WHAT TO PRODUCE
An accurate, complete copy of the records below is required.

STUDY MATERIAL

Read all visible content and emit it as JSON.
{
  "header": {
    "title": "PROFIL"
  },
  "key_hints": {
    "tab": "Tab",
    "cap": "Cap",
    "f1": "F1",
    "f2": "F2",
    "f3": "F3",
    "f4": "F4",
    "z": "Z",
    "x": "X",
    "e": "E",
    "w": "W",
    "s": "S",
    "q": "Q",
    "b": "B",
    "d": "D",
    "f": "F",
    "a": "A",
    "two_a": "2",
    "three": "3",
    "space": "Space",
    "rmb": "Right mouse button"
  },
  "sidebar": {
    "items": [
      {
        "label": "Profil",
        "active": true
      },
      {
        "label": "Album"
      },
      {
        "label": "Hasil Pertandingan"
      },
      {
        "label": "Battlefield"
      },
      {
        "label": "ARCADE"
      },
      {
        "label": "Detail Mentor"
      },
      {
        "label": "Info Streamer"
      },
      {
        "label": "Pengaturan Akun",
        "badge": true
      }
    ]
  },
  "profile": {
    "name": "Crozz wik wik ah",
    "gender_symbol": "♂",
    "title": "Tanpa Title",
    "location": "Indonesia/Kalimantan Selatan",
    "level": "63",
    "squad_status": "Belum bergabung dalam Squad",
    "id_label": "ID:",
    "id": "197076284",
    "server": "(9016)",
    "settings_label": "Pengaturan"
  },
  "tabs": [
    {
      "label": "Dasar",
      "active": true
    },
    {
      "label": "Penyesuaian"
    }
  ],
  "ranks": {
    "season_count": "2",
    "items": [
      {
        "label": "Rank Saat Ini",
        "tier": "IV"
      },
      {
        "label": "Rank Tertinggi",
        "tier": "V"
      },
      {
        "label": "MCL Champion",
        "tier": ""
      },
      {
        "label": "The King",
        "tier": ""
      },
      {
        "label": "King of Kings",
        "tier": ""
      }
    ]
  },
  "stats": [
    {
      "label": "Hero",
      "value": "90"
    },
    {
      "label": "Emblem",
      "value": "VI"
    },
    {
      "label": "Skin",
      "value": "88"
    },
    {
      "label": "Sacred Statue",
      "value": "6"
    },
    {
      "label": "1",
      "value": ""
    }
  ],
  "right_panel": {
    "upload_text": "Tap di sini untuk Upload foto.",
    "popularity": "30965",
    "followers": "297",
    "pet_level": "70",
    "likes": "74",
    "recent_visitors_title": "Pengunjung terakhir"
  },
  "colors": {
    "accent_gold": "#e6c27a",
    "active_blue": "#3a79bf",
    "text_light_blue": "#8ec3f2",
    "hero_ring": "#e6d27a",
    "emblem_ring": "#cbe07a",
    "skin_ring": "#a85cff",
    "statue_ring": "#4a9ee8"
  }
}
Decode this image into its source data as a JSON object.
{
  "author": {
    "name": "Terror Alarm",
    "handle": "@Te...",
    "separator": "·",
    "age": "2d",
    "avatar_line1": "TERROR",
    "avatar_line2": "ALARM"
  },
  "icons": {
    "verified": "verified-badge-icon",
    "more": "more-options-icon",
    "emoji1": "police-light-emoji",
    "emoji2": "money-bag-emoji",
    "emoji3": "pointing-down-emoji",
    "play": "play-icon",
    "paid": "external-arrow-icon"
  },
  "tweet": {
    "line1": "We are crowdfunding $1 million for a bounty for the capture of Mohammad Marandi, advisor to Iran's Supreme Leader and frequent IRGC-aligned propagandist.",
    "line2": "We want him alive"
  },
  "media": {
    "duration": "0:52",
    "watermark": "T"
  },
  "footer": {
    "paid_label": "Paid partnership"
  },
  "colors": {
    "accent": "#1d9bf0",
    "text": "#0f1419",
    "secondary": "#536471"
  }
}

RESPONSE BOX
Read all visible content and emit it as JSON.
{
  "header": {
    "title": "PROFIL"
  },
  "key_hints": {
    "tab": "Tab",
    "cap": "Cap",
    "f1": "F1",
    "f2": "F2",
    "f3": "F3",
    "f4": "F4",
    "z": "Z",
    "x": "X",
    "e": "E",
    "w": "W",
    "s": "S",
    "q": "Q",
    "b": "B",
    "d": "D",
    "f": "F",
    "a": "A",
    "two_a": "2",
    "three": "3",
    "space": "Space",
    "rmb": "Right mouse button"
  },
  "sidebar": {
    "items": [
      {
        "label": "Profil",
        "active": true
      },
      {
        "label": "Album"
      },
      {
        "label": "Hasil Pertandingan"
      },
      {
        "label": "Battlefield"
      },
      {
        "label": "ARCADE"
      },
      {
        "label": "Detail Mentor"
      },
      {
        "label": "Info Streamer"
      },
      {
        "label": "Pengaturan Akun",
        "badge": true
      }
    ]
  },
  "profile": {
    "name": "Crozz wik wik ah",
    "gender_symbol": "♂",
    "title": "Tanpa Title",
    "location": "Indonesia/Kalimantan Selatan",
    "level": "63",
    "squad_status": "Belum bergabung dalam Squad",
    "id_label": "ID:",
    "id": "197076284",
    "server": "(9016)",
    "settings_label": "Pengaturan"
  },
  "tabs": [
    {
      "label": "Dasar",
      "active": true
    },
    {
      "label": "Penyesuaian"
    }
  ],
  "ranks": {
    "season_count": "2",
    "items": [
      {
        "label": "Rank Saat Ini",
        "tier": "IV"
      },
      {
        "label": "Rank Tertinggi",
        "tier": "V"
      },
      {
        "label": "MCL Champion",
        "tier": ""
      },
      {
        "label": "The King",
        "tier": ""
      },
      {
        "label": "King of Kings",
        "tier": ""
      }
    ]
  },
  "stats": [
    {
      "label": "Hero",
      "value": "90"
    },
    {
      "label": "Emblem",
      "value": "VI"
    },
    {
      "label": "Skin",
      "value": "88"
    },
    {
      "label": "Sacred Statue",
      "value": "6"
    },
    {
      "label": "1",
      "value": ""
    }
  ],
  "right_panel": {
    "upload_text": "Tap di sini untuk Upload foto.",
    "popularity": "30965",
    "followers": "297",
    "pet_level": "70",
    "likes": "74",
    "recent_visitors_title": "Pengunjung terakhir"
  },
  "colors": {
    "accent_gold": "#e6c27a",
    "active_blue": "#3a79bf",
    "text_light_blue": "#8ec3f2",
    "hero_ring": "#e6d27a",
    "emblem_ring": "#cbe07a",
    "skin_ring": "#a85cff",
    "statue_ring": "#4a9ee8"
  }
}
Decode this image into its source data as a JSON object.
{
  "author": {
    "name": "Terror Alarm",
    "handle": "@Te...",
    "separator": "·",
    "age": "2d",
    "avatar_line1": "TERROR",
    "avatar_line2": "ALARM"
  },
  "icons": {
    "verified": "verified-badge-icon",
    "more": "more-options-icon",
    "emoji1": "police-light-emoji",
    "emoji2": "money-bag-emoji",
    "emoji3": "pointing-down-emoji",
    "play": "play-icon",
    "paid": "external-arrow-icon"
  },
  "tweet": {
    "line1": "We are crowdfunding $1 million for a bounty for the capture of Mohammad Marandi, advisor to Iran's Supreme Leader and frequent IRGC-aligned propagandist.",
    "line2": "We want him alive"
  },
  "media": {
    "duration": "0:52",
    "watermark": "T"
  },
  "footer": {
    "paid_label": "Paid partnership"
  },
  "colors": {
    "accent": "#1d9bf0",
    "text": "#0f1419",
    "secondary": "#536471"
  }
}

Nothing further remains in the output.